deadpool 2 fox

Source: 20th Century Fox

‘Deadpool 2’

Although the first month of the year is not over yet for a few more days, January 2019 is set to be a month of negative growth compared to the same period last year.

After an eight-month delay on most other territories, Deadpool 2 finally arrived but it failed to revitalize the lackluster Chinese box office in the period of Jan 21-27 which saw a marginal week-on-week decrease for three straight weeks.

Fox/Marvel’s superhero sequel took the box office crown with an underwhelming $21.6m from its three-day opening weekend. The PG-13 version (with a Chinese title Deadpool 2: I Love My Home) is reportedly the same as the Once Upon A Deadpool family-friendly cut which premiered last December in North America. This is the first theatrical release for a Deadpool film in China, as the 2016 first film, rated R, only received special screenings at the Beijing International Film Festival.
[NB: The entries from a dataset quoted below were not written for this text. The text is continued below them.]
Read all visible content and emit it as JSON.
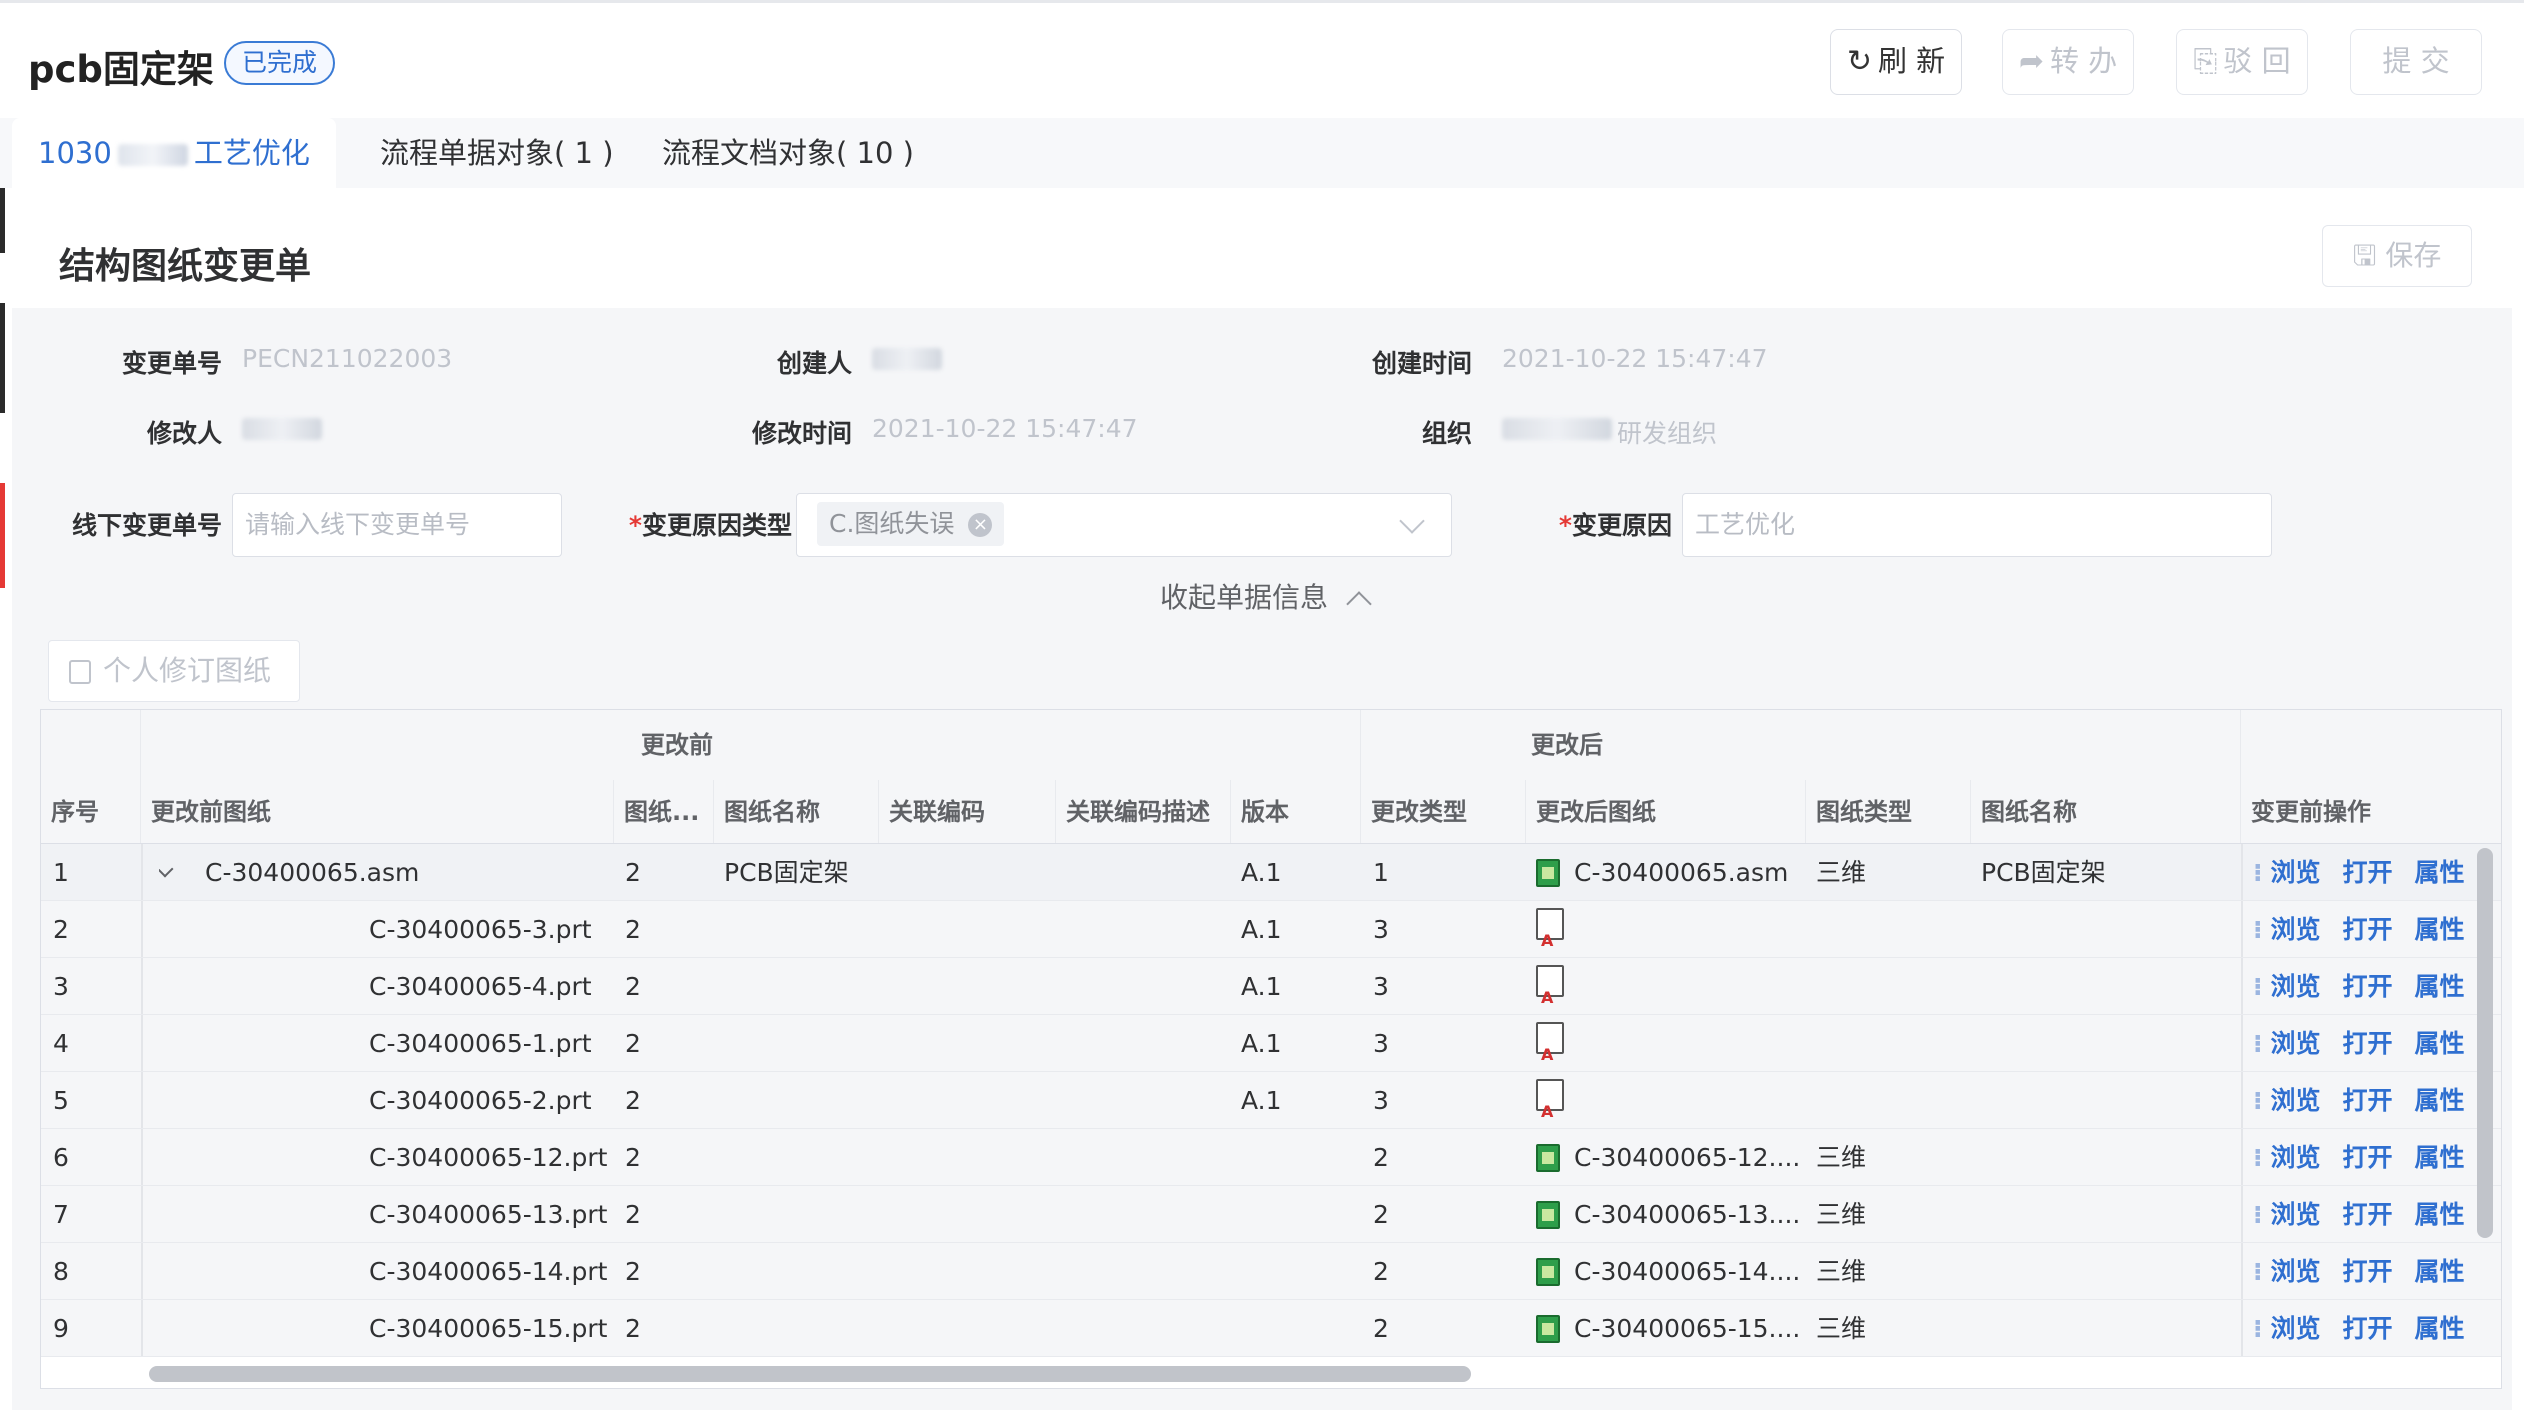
{
  "header": {
    "title": "pcb固定架",
    "status_badge": "已完成",
    "buttons": {
      "refresh": "刷 新",
      "transfer": "转 办",
      "reject": "驳 回",
      "submit": "提 交"
    }
  },
  "tabs": [
    {
      "label_prefix": "1030",
      "label_suffix": "工艺优化",
      "active": true
    },
    {
      "label": "流程单据对象( 1 )"
    },
    {
      "label": "流程文档对象( 10 )"
    }
  ],
  "card": {
    "title": "结构图纸变更单",
    "save_label": "保存"
  },
  "form": {
    "change_no_label": "变更单号",
    "change_no_value": "PECN211022003",
    "creator_label": "创建人",
    "created_time_label": "创建时间",
    "created_time_value": "2021-10-22 15:47:47",
    "modifier_label": "修改人",
    "modified_time_label": "修改时间",
    "modified_time_value": "2021-10-22 15:47:47",
    "org_label": "组织",
    "org_value_suffix": "研发组织",
    "offline_no_label": "线下变更单号",
    "offline_no_placeholder": "请输入线下变更单号",
    "reason_type_label": "变更原因类型",
    "reason_type_chip": "C.图纸失误",
    "reason_label": "变更原因",
    "reason_value": "工艺优化",
    "required_mark": "*",
    "collapse_label": "收起单据信息"
  },
  "revise_button": "个人修订图纸",
  "table": {
    "group_before": "更改前",
    "group_after": "更改后",
    "columns": [
      "序号",
      "更改前图纸",
      "图纸...",
      "图纸名称",
      "关联编码",
      "关联编码描述",
      "版本",
      "更改类型",
      "更改后图纸",
      "图纸类型",
      "图纸名称",
      "变更前操作"
    ],
    "actions": [
      "浏览",
      "打开",
      "属性"
    ],
    "rows": [
      {
        "no": "1",
        "drawing": "C-30400065.asm",
        "qty": "2",
        "name": "PCB固定架",
        "ver": "A.1",
        "ctype": "1",
        "after": "C-30400065.asm",
        "dtype": "三维",
        "aname": "PCB固定架",
        "icon": "file"
      },
      {
        "no": "2",
        "drawing": "C-30400065-3.prt",
        "qty": "2",
        "name": "",
        "ver": "A.1",
        "ctype": "3",
        "after": "",
        "dtype": "",
        "aname": "",
        "icon": "doc"
      },
      {
        "no": "3",
        "drawing": "C-30400065-4.prt",
        "qty": "2",
        "name": "",
        "ver": "A.1",
        "ctype": "3",
        "after": "",
        "dtype": "",
        "aname": "",
        "icon": "doc"
      },
      {
        "no": "4",
        "drawing": "C-30400065-1.prt",
        "qty": "2",
        "name": "",
        "ver": "A.1",
        "ctype": "3",
        "after": "",
        "dtype": "",
        "aname": "",
        "icon": "doc"
      },
      {
        "no": "5",
        "drawing": "C-30400065-2.prt",
        "qty": "2",
        "name": "",
        "ver": "A.1",
        "ctype": "3",
        "after": "",
        "dtype": "",
        "aname": "",
        "icon": "doc"
      },
      {
        "no": "6",
        "drawing": "C-30400065-12.prt",
        "qty": "2",
        "name": "",
        "ver": "",
        "ctype": "2",
        "after": "C-30400065-12....",
        "dtype": "三维",
        "aname": "",
        "icon": "file"
      },
      {
        "no": "7",
        "drawing": "C-30400065-13.prt",
        "qty": "2",
        "name": "",
        "ver": "",
        "ctype": "2",
        "after": "C-30400065-13....",
        "dtype": "三维",
        "aname": "",
        "icon": "file"
      },
      {
        "no": "8",
        "drawing": "C-30400065-14.prt",
        "qty": "2",
        "name": "",
        "ver": "",
        "ctype": "2",
        "after": "C-30400065-14....",
        "dtype": "三维",
        "aname": "",
        "icon": "file"
      },
      {
        "no": "9",
        "drawing": "C-30400065-15.prt",
        "qty": "2",
        "name": "",
        "ver": "",
        "ctype": "2",
        "after": "C-30400065-15....",
        "dtype": "三维",
        "aname": "",
        "icon": "file"
      }
    ]
  }
}
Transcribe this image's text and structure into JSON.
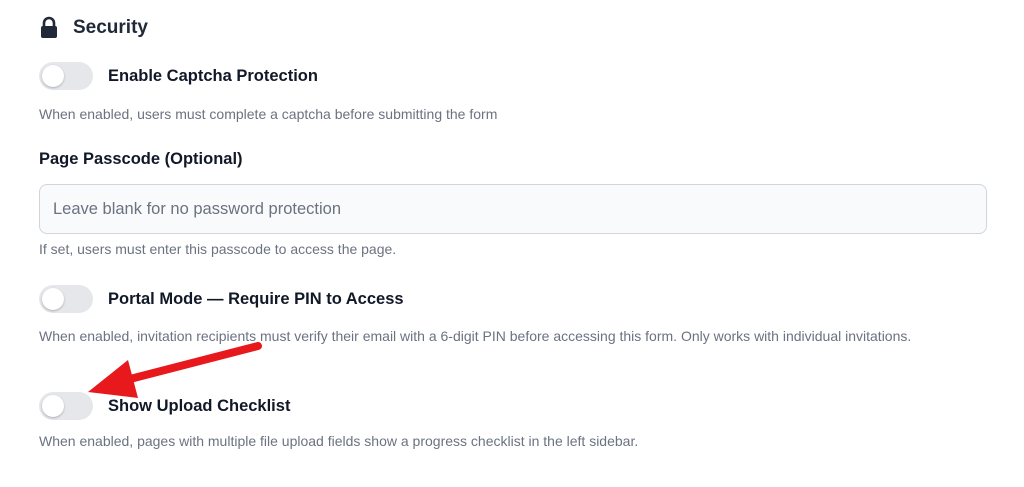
{
  "section": {
    "title": "Security",
    "icon": "lock-icon"
  },
  "captcha": {
    "label": "Enable Captcha Protection",
    "enabled": false,
    "help": "When enabled, users must complete a captcha before submitting the form"
  },
  "passcode": {
    "label": "Page Passcode (Optional)",
    "value": "",
    "placeholder": "Leave blank for no password protection",
    "help": "If set, users must enter this passcode to access the page."
  },
  "portal_mode": {
    "label": "Portal Mode — Require PIN to Access",
    "enabled": false,
    "help": "When enabled, invitation recipients must verify their email with a 6-digit PIN before accessing this form. Only works with individual invitations."
  },
  "upload_checklist": {
    "label": "Show Upload Checklist",
    "enabled": false,
    "help": "When enabled, pages with multiple file upload fields show a progress checklist in the left sidebar."
  },
  "annotation": {
    "arrow_color": "#e8191c",
    "arrow_icon": "red-arrow-annotation"
  },
  "colors": {
    "toggle_off": "#e5e7eb",
    "text_primary": "#111827",
    "text_secondary": "#6b7280"
  }
}
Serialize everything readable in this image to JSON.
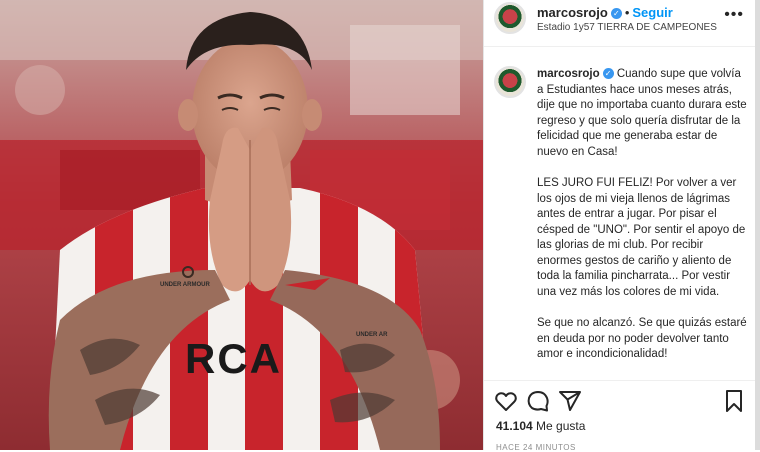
{
  "post": {
    "username": "marcosrojo",
    "follow_label": "Seguir",
    "separator": "•",
    "location": "Estadio 1y57 TIERRA DE CAMPEONES",
    "more_label": "•••",
    "photo_texts": {
      "chest_sponsor": "RCA",
      "kit_brand": "UNDER ARMOUR",
      "sleeve_text": "UNDER AR"
    },
    "caption_username": "marcosrojo",
    "caption_paragraphs": [
      "Cuando supe que volvía a Estudiantes hace unos meses atrás, dije que no importaba cuanto durara este regreso y que solo quería disfrutar de la felicidad que me generaba estar de nuevo en Casa!",
      "LES JURO FUI FELIZ! Por volver a ver los ojos de mi vieja llenos de lágrimas antes de entrar a jugar. Por pisar el césped de \"UNO\". Por sentir el apoyo de las glorias de mi club. Por recibir enormes gestos de cariño y aliento de toda la familia pincharrata... Por vestir una vez más los colores de mi vida.",
      "Se que no alcanzó. Se que quizás estaré en deuda por no poder devolver tanto amor e incondicionalidad!"
    ],
    "likes_count": "41.104",
    "likes_label": "Me gusta",
    "time_ago": "HACE 24 MINUTOS"
  },
  "icons": [
    "verified-badge-icon",
    "heart-icon",
    "comment-icon",
    "share-icon",
    "bookmark-icon",
    "more-options-icon"
  ],
  "colors": {
    "accent": "#0095f6",
    "verified": "#3897f0",
    "text": "#262626",
    "muted": "#8e8e8e",
    "kit_red": "#c8242c"
  }
}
Light Chaser Animation/Warner Bros’ White Snake continued to gain traction in its third week and climbed one place further to second, taking in $19m which was more than its second week gross. Standing at $42.6m after 17 days, it has become the fifth biggest local animation, after Monkey King: Hero Is Back, Boonie Bears: The Big Shrink, Bigfish & Begonia and Boonie Bears: Entangled Worlds.

After staying top for three weeks, Paramount’s Transformers prequel Bumblebee dropped to third with $17m for $151.1m after 24 days. China is the film’s top foreign market by a large margin, even bigger than North America by about 25%.

Sony’s psychological thriller Escape Room maintained in fourth with $13.3m for $21.6m after 10 days, while The Big Shot, the Chinese remake of 2015 Korean crime thriller Veteran, has become the biggest film for Chinese actor Wang Qianyuan when it earned $9.2m for $47.8m after 18 days.

Boonie Bears: Blast Into The Past from popular local animated franchise added $3.5m for $5.6m based on previews only. It was followed by post-apocalyptic Mortal Engines on $2.4m for $6.5m; Herman Yau’s Hong Kong housing comedy A Home With A View on $1.9m for $3.7m; Columbia Pictures/Bona Film Group’s family film A Dog’s Way Home on $1.6m for $4.5m; and local animation Dragon Force – Rise Of Ultraman on $1.1m for $3.1m, all after 10 days. 

With just one more week to go before Chinese New Year, the Chinese audiences can hardly wait to catch the festive tentpoles. Pre-sales have started, with Crazy Alien, Pegasus and The New King Of Comedy leading the pack in the top three so far.